▸ **Exercise description**
Where a line below holds the string "value", that line goes into the answer.

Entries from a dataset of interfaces
┏━━

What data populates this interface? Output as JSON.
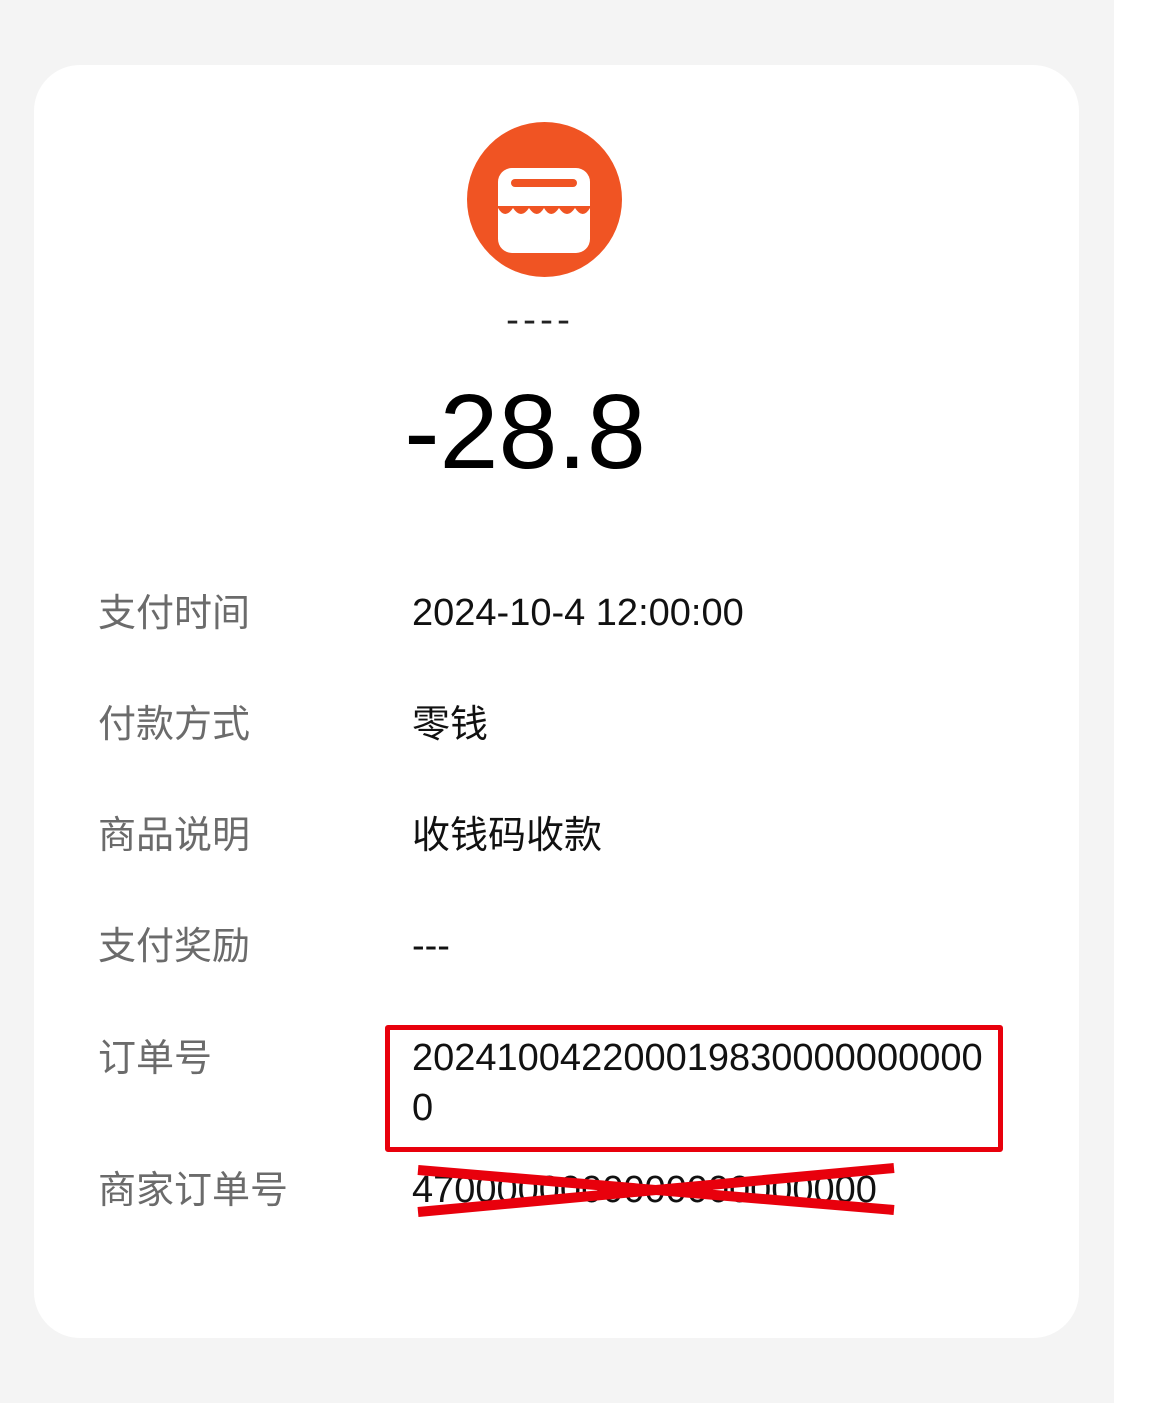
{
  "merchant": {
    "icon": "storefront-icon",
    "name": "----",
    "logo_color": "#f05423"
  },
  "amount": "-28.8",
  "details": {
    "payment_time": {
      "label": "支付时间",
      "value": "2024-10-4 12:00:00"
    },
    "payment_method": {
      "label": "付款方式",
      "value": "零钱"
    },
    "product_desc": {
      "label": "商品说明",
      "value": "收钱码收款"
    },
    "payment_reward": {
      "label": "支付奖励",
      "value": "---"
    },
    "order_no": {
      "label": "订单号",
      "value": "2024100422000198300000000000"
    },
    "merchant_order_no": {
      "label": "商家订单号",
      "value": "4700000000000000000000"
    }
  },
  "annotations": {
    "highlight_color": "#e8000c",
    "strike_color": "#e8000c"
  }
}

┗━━

▸ **Exercise output**
      "value": "2024-10-4 12:00:00"
      "value": "零钱"
      "value": "收钱码收款"
      "value": "---"
      "value": "2024100422000198300000000000"
      "value": "4700000000000000000000"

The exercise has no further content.